The fact is, you don't get to choose middle men. Unless you are far more important than I am, I certainly don't get to demand which transport company is used to get a product I'm buying to the store I'm buying it from. There are MANY middle men forcing their way in to get involved in EVERY purchase you make. I'm not sure what makes you think scalpers are any worse than the others, or the unionized labor that is often part of that middleman workforce. Every middleman involved adds their markup, plus profit. Just making this post transits hundreds of devices that were bought by ISPs (and hosting companies) who procured through many middlemen from the equipment manufacturers, none of which I personally chose to do business with. Scalpers are certainly no more immoral than Starbucks who takes a 5 cent commodity and turns it into a $2.50 mediocre drink, times a million per day. Why don't those bean growers get a bigger cut??? Dang it, it's downright immoral!!!!!
Unisus wrote:
it's more like someone cleaning your car without you wanting it and then charging you a fee for their work.
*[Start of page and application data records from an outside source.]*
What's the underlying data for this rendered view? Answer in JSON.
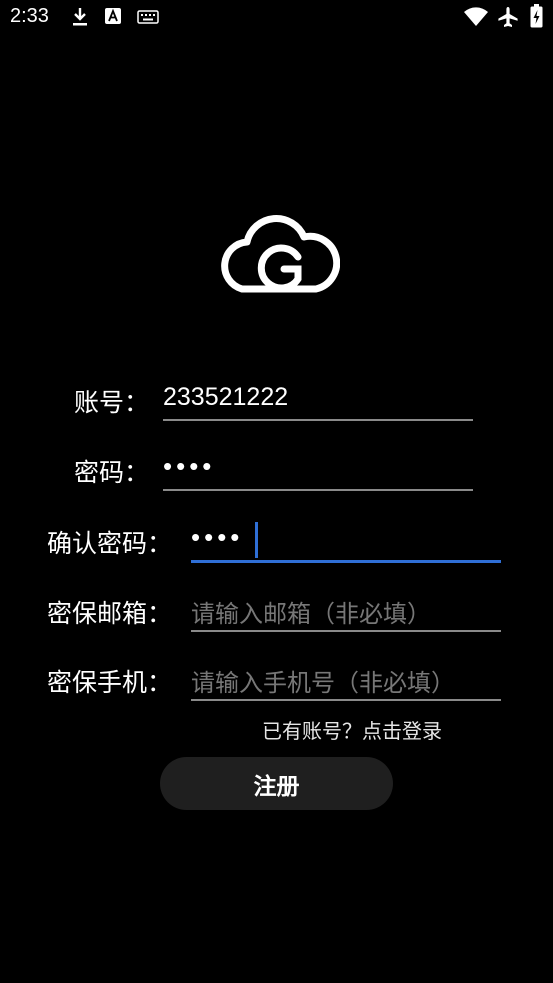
{
  "status_bar": {
    "time": "2:33"
  },
  "form": {
    "account": {
      "label": "账号：",
      "value": "233521222"
    },
    "password": {
      "label": "密码：",
      "value": "••••"
    },
    "confirm_password": {
      "label": "确认密码：",
      "value": "••••"
    },
    "email": {
      "label": "密保邮箱：",
      "placeholder": "请输入邮箱（非必填）"
    },
    "phone": {
      "label": "密保手机：",
      "placeholder": "请输入手机号（非必填）"
    }
  },
  "login_link": "已有账号？点击登录",
  "register_button": "注册",
  "colors": {
    "background": "#000000",
    "accent": "#2f6fd6",
    "button_bg": "#1f1f1f"
  }
}
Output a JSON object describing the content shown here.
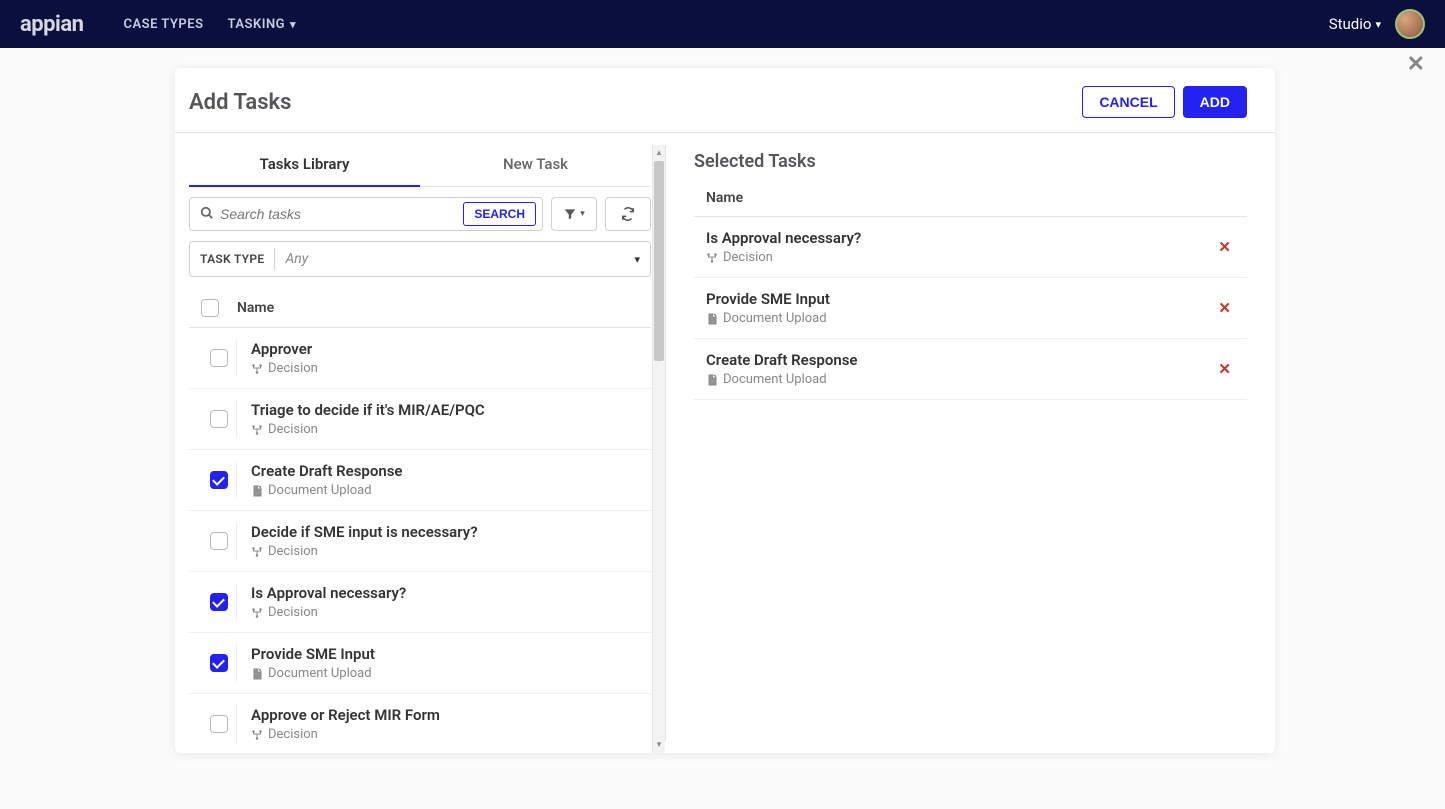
{
  "nav": {
    "logo": "appian",
    "items": [
      "CASE TYPES",
      "TASKING"
    ],
    "right_label": "Studio"
  },
  "modal": {
    "title": "Add Tasks",
    "cancel_label": "CANCEL",
    "add_label": "ADD"
  },
  "tabs": {
    "library": "Tasks Library",
    "new_task": "New Task"
  },
  "search": {
    "placeholder": "Search tasks",
    "button": "SEARCH"
  },
  "task_type_filter": {
    "label": "TASK TYPE",
    "value": "Any"
  },
  "library": {
    "column_name": "Name",
    "tasks": [
      {
        "name": "Approver",
        "type": "Decision",
        "type_icon": "decision",
        "checked": false
      },
      {
        "name": "Triage to decide if it's MIR/AE/PQC",
        "type": "Decision",
        "type_icon": "decision",
        "checked": false
      },
      {
        "name": "Create Draft Response",
        "type": "Document Upload",
        "type_icon": "document",
        "checked": true
      },
      {
        "name": "Decide if SME input is necessary?",
        "type": "Decision",
        "type_icon": "decision",
        "checked": false
      },
      {
        "name": "Is Approval necessary?",
        "type": "Decision",
        "type_icon": "decision",
        "checked": true
      },
      {
        "name": "Provide SME Input",
        "type": "Document Upload",
        "type_icon": "document",
        "checked": true
      },
      {
        "name": "Approve or Reject MIR Form",
        "type": "Decision",
        "type_icon": "decision",
        "checked": false
      }
    ]
  },
  "selected": {
    "title": "Selected Tasks",
    "column_name": "Name",
    "tasks": [
      {
        "name": "Is Approval necessary?",
        "type": "Decision",
        "type_icon": "decision"
      },
      {
        "name": "Provide SME Input",
        "type": "Document Upload",
        "type_icon": "document"
      },
      {
        "name": "Create Draft Response",
        "type": "Document Upload",
        "type_icon": "document"
      }
    ]
  }
}
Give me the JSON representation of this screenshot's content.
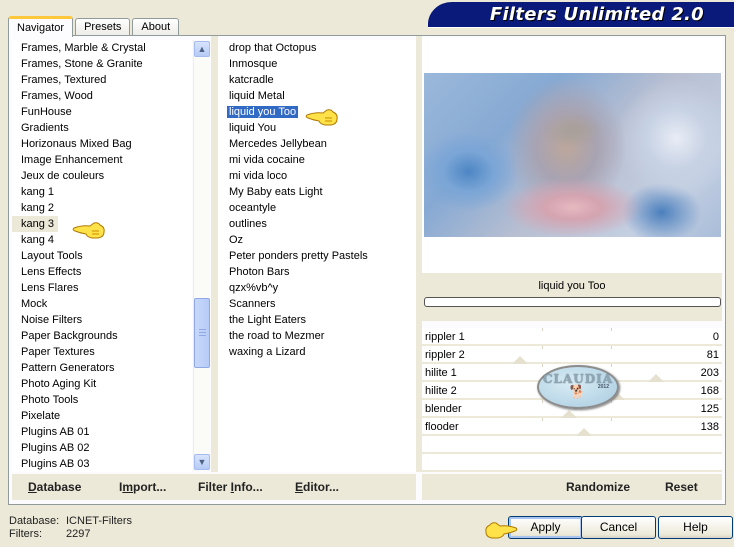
{
  "app": {
    "title": "Filters Unlimited 2.0"
  },
  "tabs": [
    {
      "label": "Navigator",
      "active": true
    },
    {
      "label": "Presets",
      "active": false
    },
    {
      "label": "About",
      "active": false
    }
  ],
  "categories": {
    "items": [
      "Frames, Marble & Crystal",
      "Frames, Stone & Granite",
      "Frames, Textured",
      "Frames, Wood",
      "FunHouse",
      "Gradients",
      "Horizonaus Mixed Bag",
      "Image Enhancement",
      "Jeux de couleurs",
      "kang 1",
      "kang 2",
      "kang 3",
      "kang 4",
      "Layout Tools",
      "Lens Effects",
      "Lens Flares",
      "Mock",
      "Noise Filters",
      "Paper Backgrounds",
      "Paper Textures",
      "Pattern Generators",
      "Photo Aging Kit",
      "Photo Tools",
      "Pixelate",
      "Plugins AB 01",
      "Plugins AB 02",
      "Plugins AB 03"
    ],
    "selected": "kang 3"
  },
  "filters": {
    "items": [
      "drop that Octopus",
      "Inmosque",
      "katcradle",
      "liquid Metal",
      "liquid you Too",
      "liquid You",
      "Mercedes Jellybean",
      "mi vida cocaine",
      "mi vida loco",
      "My Baby eats Light",
      "oceantyle",
      "outlines",
      "Oz",
      "Peter ponders pretty Pastels",
      "Photon Bars",
      "qzx%vb^y",
      "Scanners",
      "the Light Eaters",
      "the road to Mezmer",
      "waxing a Lizard"
    ],
    "selected": "liquid you Too"
  },
  "preview": {
    "filter_name": "liquid you Too",
    "progress": 0
  },
  "sliders": [
    {
      "label": "rippler 1",
      "value": 0,
      "max": 255
    },
    {
      "label": "rippler 2",
      "value": 81,
      "max": 255
    },
    {
      "label": "hilite 1",
      "value": 203,
      "max": 255
    },
    {
      "label": "hilite 2",
      "value": 168,
      "max": 255
    },
    {
      "label": "blender",
      "value": 125,
      "max": 255
    },
    {
      "label": "flooder",
      "value": 138,
      "max": 255
    }
  ],
  "actions_left": {
    "database": {
      "pre": "",
      "u": "D",
      "post": "atabase"
    },
    "import": {
      "pre": "I",
      "u": "m",
      "post": "port..."
    },
    "filter_info": {
      "pre": "Filter ",
      "u": "I",
      "post": "nfo..."
    },
    "editor": {
      "pre": "",
      "u": "E",
      "post": "ditor..."
    }
  },
  "actions_right": {
    "randomize": "Randomize",
    "reset": "Reset"
  },
  "status": {
    "database_label": "Database:",
    "database_value": "ICNET-Filters",
    "filters_label": "Filters:",
    "filters_value": "2297"
  },
  "buttons": {
    "apply": "Apply",
    "cancel": "Cancel",
    "help": "Help"
  },
  "watermark": {
    "text": "CLAUDIA",
    "year": "2012"
  }
}
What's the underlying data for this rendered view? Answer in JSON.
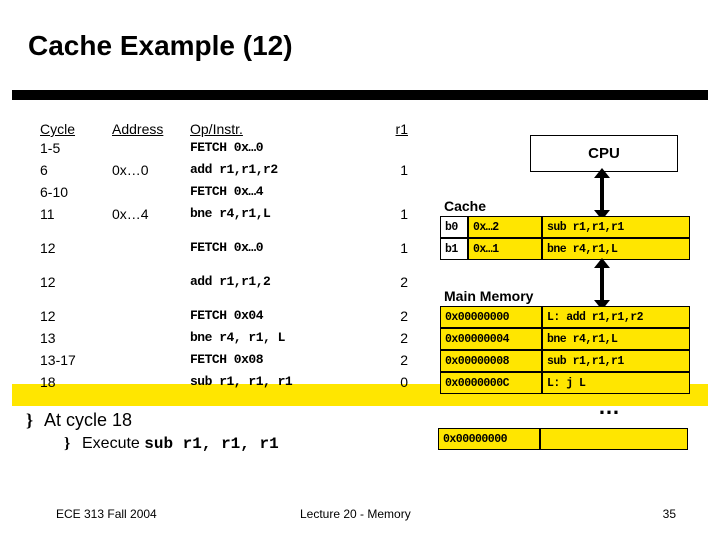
{
  "title": "Cache Example (12)",
  "trace": {
    "headers": {
      "cycle": "Cycle",
      "addr": "Address",
      "op": "Op/Instr.",
      "r1": "r1"
    },
    "rows": [
      {
        "cycle": "1-5",
        "addr": "",
        "op": "FETCH 0x…0",
        "r1": ""
      },
      {
        "cycle": "6",
        "addr": "0x…0",
        "op": "add r1,r1,r2",
        "r1": "1"
      },
      {
        "cycle": "6-10",
        "addr": "",
        "op": "FETCH 0x…4",
        "r1": ""
      },
      {
        "cycle": "11",
        "addr": "0x…4",
        "op": "bne r4,r1,L",
        "r1": "1"
      },
      {
        "cycle": "12",
        "addr": "",
        "op": "FETCH 0x…0",
        "r1": "1"
      },
      {
        "cycle": "12",
        "addr": "",
        "op": "add r1,r1,2",
        "r1": "2"
      },
      {
        "cycle": "12",
        "addr": "",
        "op": "FETCH 0x04",
        "r1": "2"
      },
      {
        "cycle": "13",
        "addr": "",
        "op": "bne r4, r1, L",
        "r1": "2"
      },
      {
        "cycle": "13-17",
        "addr": "",
        "op": "FETCH 0x08",
        "r1": "2"
      },
      {
        "cycle": "18",
        "addr": "",
        "op": "sub r1, r1, r1",
        "r1": "0"
      }
    ]
  },
  "bullets": {
    "b1": "At cycle 18",
    "b2_prefix": "Execute ",
    "b2_code": "sub r1, r1, r1"
  },
  "cpu": {
    "label": "CPU"
  },
  "cache": {
    "label": "Cache",
    "rows": [
      {
        "tag": "b0",
        "addr": "0x…2",
        "instr": "sub r1,r1,r1"
      },
      {
        "tag": "b1",
        "addr": "0x…1",
        "instr": "bne r4,r1,L"
      }
    ]
  },
  "memory": {
    "label": "Main Memory",
    "rows": [
      {
        "addr": "0x00000000",
        "instr": "L: add r1,r1,r2"
      },
      {
        "addr": "0x00000004",
        "instr": "bne r4,r1,L"
      },
      {
        "addr": "0x00000008",
        "instr": "sub r1,r1,r1"
      },
      {
        "addr": "0x0000000C",
        "instr": "L: j L"
      }
    ],
    "dots": "…",
    "data_row": {
      "addr": "0x00000000",
      "val": ""
    }
  },
  "footer": {
    "left": "ECE 313 Fall 2004",
    "mid": "Lecture 20 - Memory",
    "right": "35"
  }
}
So where you are from, you are first forced to attend a concert you don't want to see, and then pay for the ticket later? Strange customs...
And even in the case of scalping concert tickets, those people waited in line, called phone numbers endlessly, or sat at the computer in virtual line to get the tickets they resell later, so that those who couldn't be bothered to do the same, get to pay a markup for someone else doing the work for them. People may not like paying more for this "service" but nevertheless, scalpers are doing what "you" couldn't or wouldn't do, which is fight to get tickets when they first went on sale. It's not their fault "you" didn't. They are nothing more than middle men. Not a glorious profession, but middle men exist in almost every industry and are necessary. Certainly not immoral.
LilCLinkin wrote:

3. The game will not be re-printed.

3. Scalping is morally corrupt and I strongly feel that scalpers should not profit in any way from some one else's hard work.

That's a bit strong. The scalpers would argue they helped fund the project when otherwise it might have struggled. Venture capitalist firms could be argued to be nothing more than greedy capitalist pigs, but then again, most of the companies they fund wouldn't exist without them, and some turn out to be massive drains on the venture capitalists (not all companies they fund are viable).

While I would much prefer to pay a higher fee to Serious Poulp for the game and expansions rather than a scalper, sadly, I missed the last window, so that is not an option. I had not even heard of this game at that time. I recognize that despite limited advertising, limited time window, and limited production, the scalpers did help SP accomplish what they set out to do with these limitations. Without the scalpers, it would have taken longer, required more word of mouth/advertising, and more money and greater risk. You could say they are a necessary evil if you still prefer the term evil. In a perfect world, SP would simply be able to fulfill orders on demand and not need KS or need backers. But this is not a perfect world.

The fact that SP has long stated it won't be reprinted creates an environment for scalpers to thrive in. Otherwise, if there were uncertainty about future reprints, scalpers would be taking on uncertainty themselves by investing in something that might turn out to be commoditized. So in a way, SP deserves some blame for the fact that Ebay is starting to fill up with shrink wrapped base sets the last few days as we enter the holiday season.
Do you have an estimate on when the shop will be open? Are we talking weeks or months?
Is the only source of the sleeves the kickstarter campaign, or is there a source that sells the same size sleeves one can buy to sleeve up the whole set?

Since it looks like this game will never go full retail, one thing is sure...this game will be susceptible to wear and tear with dwindling supplies for replacement. All the more important to sleeve up your game if you really care about it weathering the years.